Rabin Martin is a global health strategy firm working at the intersection of private sector capabilities and unmet public health needs. Rooted in our mission to improve health for underserved populations, we design strategies, programs and partnerships that both deliver public health impact and drive business results. We leverage our deep knowledge and networks across a wide range of geographies and health areas to develop tailored solutions for every client engagement. We have helped many clients create bold global health initiatives and innovative multi-sector partnerships. Our specific areas of expertise include infectious disease and vaccines, non-communicable diseases, rare diseases, maternal and child health, and universal health coverage. Our clients and partners include multinational health care companies, multilateral institutions, government agencies, large foundations and leading NGOs. Rabin Martin is part of the Omnicom Public Relations Group.

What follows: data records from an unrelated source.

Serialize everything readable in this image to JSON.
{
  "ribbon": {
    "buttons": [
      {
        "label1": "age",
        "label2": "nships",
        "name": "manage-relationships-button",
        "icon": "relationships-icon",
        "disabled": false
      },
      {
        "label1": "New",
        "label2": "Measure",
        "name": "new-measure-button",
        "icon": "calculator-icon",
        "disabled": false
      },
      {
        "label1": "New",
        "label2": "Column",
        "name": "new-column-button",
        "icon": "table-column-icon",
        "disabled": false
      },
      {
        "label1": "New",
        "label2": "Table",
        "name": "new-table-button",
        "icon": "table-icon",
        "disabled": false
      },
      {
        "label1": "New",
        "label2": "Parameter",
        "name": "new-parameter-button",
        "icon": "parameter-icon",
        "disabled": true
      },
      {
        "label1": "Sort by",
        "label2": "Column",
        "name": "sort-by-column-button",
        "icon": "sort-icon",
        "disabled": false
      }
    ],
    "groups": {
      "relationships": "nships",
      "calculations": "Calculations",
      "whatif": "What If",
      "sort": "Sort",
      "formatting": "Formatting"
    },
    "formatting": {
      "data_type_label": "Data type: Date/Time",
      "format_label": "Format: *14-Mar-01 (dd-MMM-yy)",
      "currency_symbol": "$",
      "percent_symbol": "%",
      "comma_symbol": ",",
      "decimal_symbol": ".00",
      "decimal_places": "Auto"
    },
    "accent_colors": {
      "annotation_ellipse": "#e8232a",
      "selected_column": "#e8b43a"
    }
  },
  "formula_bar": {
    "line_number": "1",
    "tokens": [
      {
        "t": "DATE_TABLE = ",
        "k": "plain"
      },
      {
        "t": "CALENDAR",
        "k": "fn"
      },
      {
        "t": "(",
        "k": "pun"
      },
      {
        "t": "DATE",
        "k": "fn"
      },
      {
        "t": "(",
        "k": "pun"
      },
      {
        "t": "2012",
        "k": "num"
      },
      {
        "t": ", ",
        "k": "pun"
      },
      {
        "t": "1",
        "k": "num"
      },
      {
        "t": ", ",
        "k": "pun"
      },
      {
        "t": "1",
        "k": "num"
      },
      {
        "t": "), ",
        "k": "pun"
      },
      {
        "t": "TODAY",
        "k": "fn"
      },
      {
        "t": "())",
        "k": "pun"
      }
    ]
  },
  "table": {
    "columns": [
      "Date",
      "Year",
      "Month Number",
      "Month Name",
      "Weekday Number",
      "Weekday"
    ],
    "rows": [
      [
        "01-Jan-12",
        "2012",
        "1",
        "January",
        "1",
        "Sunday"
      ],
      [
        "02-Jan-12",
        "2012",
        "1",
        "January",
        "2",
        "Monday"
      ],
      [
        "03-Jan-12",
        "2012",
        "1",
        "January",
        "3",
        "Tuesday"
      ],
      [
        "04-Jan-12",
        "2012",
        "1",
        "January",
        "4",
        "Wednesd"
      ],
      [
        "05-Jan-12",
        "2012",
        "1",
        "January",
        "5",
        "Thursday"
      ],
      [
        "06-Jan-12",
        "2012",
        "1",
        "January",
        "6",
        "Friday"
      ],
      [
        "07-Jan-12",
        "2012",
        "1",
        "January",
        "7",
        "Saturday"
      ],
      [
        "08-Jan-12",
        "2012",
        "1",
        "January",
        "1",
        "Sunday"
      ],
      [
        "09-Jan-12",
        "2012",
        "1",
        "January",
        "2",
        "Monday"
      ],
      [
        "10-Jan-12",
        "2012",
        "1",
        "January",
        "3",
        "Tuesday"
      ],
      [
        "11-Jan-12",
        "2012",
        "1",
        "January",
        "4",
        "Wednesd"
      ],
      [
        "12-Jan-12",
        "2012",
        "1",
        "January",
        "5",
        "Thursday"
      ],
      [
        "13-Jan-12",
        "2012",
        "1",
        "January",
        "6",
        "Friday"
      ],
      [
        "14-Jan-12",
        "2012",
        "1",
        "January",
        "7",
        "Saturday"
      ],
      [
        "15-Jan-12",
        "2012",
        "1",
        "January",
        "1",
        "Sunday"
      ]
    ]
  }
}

About Omnicom Public Relations Group
Omnicom Public Relations Group is a global collective of three of the top global public relations agencies worldwide and eight specialist agencies in public affairs, marketing to women, fashion, global health strategy and corporate social responsibility. It encompasses more than 6,000 public relations professionals in more than 330 offices worldwide who provide their expertise to companies, government agencies, NGOs and nonprofits across a wide range of industries. Omnicom Public Relations Group delivers for clients through a relentless focus on talent, continuous pursuit of innovation and a culture steeped in collaboration. Omnicom Public Relations Group is part of the DAS Group of Companies, a division of Omnicom Group Inc. that includes more than 200 companies in a wide range of marketing disciplines including advertising, public relations, healthcare, customer relationship management, events, promotional marketing, branding and research.